━━ Stored data ━━
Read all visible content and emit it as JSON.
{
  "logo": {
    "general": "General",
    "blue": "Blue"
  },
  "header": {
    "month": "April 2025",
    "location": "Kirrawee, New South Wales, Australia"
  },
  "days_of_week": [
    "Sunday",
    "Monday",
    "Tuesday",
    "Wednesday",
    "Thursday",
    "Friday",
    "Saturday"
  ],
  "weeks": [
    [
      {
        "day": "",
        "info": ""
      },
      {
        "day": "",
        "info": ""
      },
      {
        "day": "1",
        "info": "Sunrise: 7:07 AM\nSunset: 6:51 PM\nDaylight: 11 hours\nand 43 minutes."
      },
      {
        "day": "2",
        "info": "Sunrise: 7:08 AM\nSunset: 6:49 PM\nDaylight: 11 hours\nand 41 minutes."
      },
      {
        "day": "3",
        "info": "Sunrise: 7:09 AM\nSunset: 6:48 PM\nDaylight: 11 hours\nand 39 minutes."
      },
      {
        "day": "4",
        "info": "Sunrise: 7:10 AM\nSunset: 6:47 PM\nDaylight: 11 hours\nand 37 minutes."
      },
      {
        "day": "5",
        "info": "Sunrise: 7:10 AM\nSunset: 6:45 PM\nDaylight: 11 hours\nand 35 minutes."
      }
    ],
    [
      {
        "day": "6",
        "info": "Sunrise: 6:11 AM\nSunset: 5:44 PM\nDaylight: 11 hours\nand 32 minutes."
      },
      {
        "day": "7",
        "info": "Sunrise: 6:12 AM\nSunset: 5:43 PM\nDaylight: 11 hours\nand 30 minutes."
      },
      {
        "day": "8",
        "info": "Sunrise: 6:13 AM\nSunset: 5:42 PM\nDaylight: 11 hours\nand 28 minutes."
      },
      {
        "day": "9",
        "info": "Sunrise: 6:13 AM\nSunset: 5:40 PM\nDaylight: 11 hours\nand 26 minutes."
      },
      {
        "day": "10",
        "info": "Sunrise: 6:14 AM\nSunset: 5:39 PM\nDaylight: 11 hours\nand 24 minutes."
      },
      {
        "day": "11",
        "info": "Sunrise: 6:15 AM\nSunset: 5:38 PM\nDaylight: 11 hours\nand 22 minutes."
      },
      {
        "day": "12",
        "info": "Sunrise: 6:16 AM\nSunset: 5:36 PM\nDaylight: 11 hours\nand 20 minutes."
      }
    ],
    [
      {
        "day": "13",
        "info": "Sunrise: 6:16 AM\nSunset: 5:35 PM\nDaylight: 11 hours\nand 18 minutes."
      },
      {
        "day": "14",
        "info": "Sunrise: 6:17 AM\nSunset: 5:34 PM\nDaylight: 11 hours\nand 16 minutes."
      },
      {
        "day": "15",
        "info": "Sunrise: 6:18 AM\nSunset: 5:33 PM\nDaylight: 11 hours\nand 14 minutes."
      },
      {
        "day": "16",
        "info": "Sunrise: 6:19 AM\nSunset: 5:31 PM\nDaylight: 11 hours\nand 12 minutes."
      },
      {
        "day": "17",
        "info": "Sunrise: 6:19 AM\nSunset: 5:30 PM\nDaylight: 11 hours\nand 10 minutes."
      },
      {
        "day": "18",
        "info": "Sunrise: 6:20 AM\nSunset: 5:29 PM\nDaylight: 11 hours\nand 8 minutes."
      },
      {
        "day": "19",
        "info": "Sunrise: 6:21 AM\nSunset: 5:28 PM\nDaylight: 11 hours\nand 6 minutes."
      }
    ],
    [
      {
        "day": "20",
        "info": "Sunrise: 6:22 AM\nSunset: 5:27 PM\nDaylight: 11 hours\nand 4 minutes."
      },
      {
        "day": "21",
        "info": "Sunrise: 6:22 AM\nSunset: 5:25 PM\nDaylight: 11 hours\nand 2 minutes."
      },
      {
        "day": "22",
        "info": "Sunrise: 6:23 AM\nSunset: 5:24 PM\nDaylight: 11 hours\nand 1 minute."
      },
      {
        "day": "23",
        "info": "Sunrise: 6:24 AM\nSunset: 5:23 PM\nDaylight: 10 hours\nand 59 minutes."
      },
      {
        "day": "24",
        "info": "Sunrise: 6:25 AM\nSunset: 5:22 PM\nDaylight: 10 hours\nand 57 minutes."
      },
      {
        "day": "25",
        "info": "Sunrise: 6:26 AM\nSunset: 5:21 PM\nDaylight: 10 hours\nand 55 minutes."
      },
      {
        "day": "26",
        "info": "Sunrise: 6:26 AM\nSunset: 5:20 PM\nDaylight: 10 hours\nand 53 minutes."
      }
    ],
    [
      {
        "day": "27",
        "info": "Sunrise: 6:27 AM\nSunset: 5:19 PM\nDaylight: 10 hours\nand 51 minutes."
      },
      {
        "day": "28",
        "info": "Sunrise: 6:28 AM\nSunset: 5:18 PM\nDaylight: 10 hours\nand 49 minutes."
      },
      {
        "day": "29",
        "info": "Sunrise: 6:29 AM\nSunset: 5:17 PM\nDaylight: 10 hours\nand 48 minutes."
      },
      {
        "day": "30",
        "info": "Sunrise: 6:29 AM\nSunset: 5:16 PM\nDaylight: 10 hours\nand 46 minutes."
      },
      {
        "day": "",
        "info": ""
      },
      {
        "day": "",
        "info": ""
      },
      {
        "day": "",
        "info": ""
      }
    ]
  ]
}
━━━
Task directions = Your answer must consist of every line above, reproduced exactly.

Solution =
Read all visible content and emit it as JSON.
{
  "logo": {
    "general": "General",
    "blue": "Blue"
  },
  "header": {
    "month": "April 2025",
    "location": "Kirrawee, New South Wales, Australia"
  },
  "days_of_week": [
    "Sunday",
    "Monday",
    "Tuesday",
    "Wednesday",
    "Thursday",
    "Friday",
    "Saturday"
  ],
  "weeks": [
    [
      {
        "day": "",
        "info": ""
      },
      {
        "day": "",
        "info": ""
      },
      {
        "day": "1",
        "info": "Sunrise: 7:07 AM\nSunset: 6:51 PM\nDaylight: 11 hours\nand 43 minutes."
      },
      {
        "day": "2",
        "info": "Sunrise: 7:08 AM\nSunset: 6:49 PM\nDaylight: 11 hours\nand 41 minutes."
      },
      {
        "day": "3",
        "info": "Sunrise: 7:09 AM\nSunset: 6:48 PM\nDaylight: 11 hours\nand 39 minutes."
      },
      {
        "day": "4",
        "info": "Sunrise: 7:10 AM\nSunset: 6:47 PM\nDaylight: 11 hours\nand 37 minutes."
      },
      {
        "day": "5",
        "info": "Sunrise: 7:10 AM\nSunset: 6:45 PM\nDaylight: 11 hours\nand 35 minutes."
      }
    ],
    [
      {
        "day": "6",
        "info": "Sunrise: 6:11 AM\nSunset: 5:44 PM\nDaylight: 11 hours\nand 32 minutes."
      },
      {
        "day": "7",
        "info": "Sunrise: 6:12 AM\nSunset: 5:43 PM\nDaylight: 11 hours\nand 30 minutes."
      },
      {
        "day": "8",
        "info": "Sunrise: 6:13 AM\nSunset: 5:42 PM\nDaylight: 11 hours\nand 28 minutes."
      },
      {
        "day": "9",
        "info": "Sunrise: 6:13 AM\nSunset: 5:40 PM\nDaylight: 11 hours\nand 26 minutes."
      },
      {
        "day": "10",
        "info": "Sunrise: 6:14 AM\nSunset: 5:39 PM\nDaylight: 11 hours\nand 24 minutes."
      },
      {
        "day": "11",
        "info": "Sunrise: 6:15 AM\nSunset: 5:38 PM\nDaylight: 11 hours\nand 22 minutes."
      },
      {
        "day": "12",
        "info": "Sunrise: 6:16 AM\nSunset: 5:36 PM\nDaylight: 11 hours\nand 20 minutes."
      }
    ],
    [
      {
        "day": "13",
        "info": "Sunrise: 6:16 AM\nSunset: 5:35 PM\nDaylight: 11 hours\nand 18 minutes."
      },
      {
        "day": "14",
        "info": "Sunrise: 6:17 AM\nSunset: 5:34 PM\nDaylight: 11 hours\nand 16 minutes."
      },
      {
        "day": "15",
        "info": "Sunrise: 6:18 AM\nSunset: 5:33 PM\nDaylight: 11 hours\nand 14 minutes."
      },
      {
        "day": "16",
        "info": "Sunrise: 6:19 AM\nSunset: 5:31 PM\nDaylight: 11 hours\nand 12 minutes."
      },
      {
        "day": "17",
        "info": "Sunrise: 6:19 AM\nSunset: 5:30 PM\nDaylight: 11 hours\nand 10 minutes."
      },
      {
        "day": "18",
        "info": "Sunrise: 6:20 AM\nSunset: 5:29 PM\nDaylight: 11 hours\nand 8 minutes."
      },
      {
        "day": "19",
        "info": "Sunrise: 6:21 AM\nSunset: 5:28 PM\nDaylight: 11 hours\nand 6 minutes."
      }
    ],
    [
      {
        "day": "20",
        "info": "Sunrise: 6:22 AM\nSunset: 5:27 PM\nDaylight: 11 hours\nand 4 minutes."
      },
      {
        "day": "21",
        "info": "Sunrise: 6:22 AM\nSunset: 5:25 PM\nDaylight: 11 hours\nand 2 minutes."
      },
      {
        "day": "22",
        "info": "Sunrise: 6:23 AM\nSunset: 5:24 PM\nDaylight: 11 hours\nand 1 minute."
      },
      {
        "day": "23",
        "info": "Sunrise: 6:24 AM\nSunset: 5:23 PM\nDaylight: 10 hours\nand 59 minutes."
      },
      {
        "day": "24",
        "info": "Sunrise: 6:25 AM\nSunset: 5:22 PM\nDaylight: 10 hours\nand 57 minutes."
      },
      {
        "day": "25",
        "info": "Sunrise: 6:26 AM\nSunset: 5:21 PM\nDaylight: 10 hours\nand 55 minutes."
      },
      {
        "day": "26",
        "info": "Sunrise: 6:26 AM\nSunset: 5:20 PM\nDaylight: 10 hours\nand 53 minutes."
      }
    ],
    [
      {
        "day": "27",
        "info": "Sunrise: 6:27 AM\nSunset: 5:19 PM\nDaylight: 10 hours\nand 51 minutes."
      },
      {
        "day": "28",
        "info": "Sunrise: 6:28 AM\nSunset: 5:18 PM\nDaylight: 10 hours\nand 49 minutes."
      },
      {
        "day": "29",
        "info": "Sunrise: 6:29 AM\nSunset: 5:17 PM\nDaylight: 10 hours\nand 48 minutes."
      },
      {
        "day": "30",
        "info": "Sunrise: 6:29 AM\nSunset: 5:16 PM\nDaylight: 10 hours\nand 46 minutes."
      },
      {
        "day": "",
        "info": ""
      },
      {
        "day": "",
        "info": ""
      },
      {
        "day": "",
        "info": ""
      }
    ]
  ]
}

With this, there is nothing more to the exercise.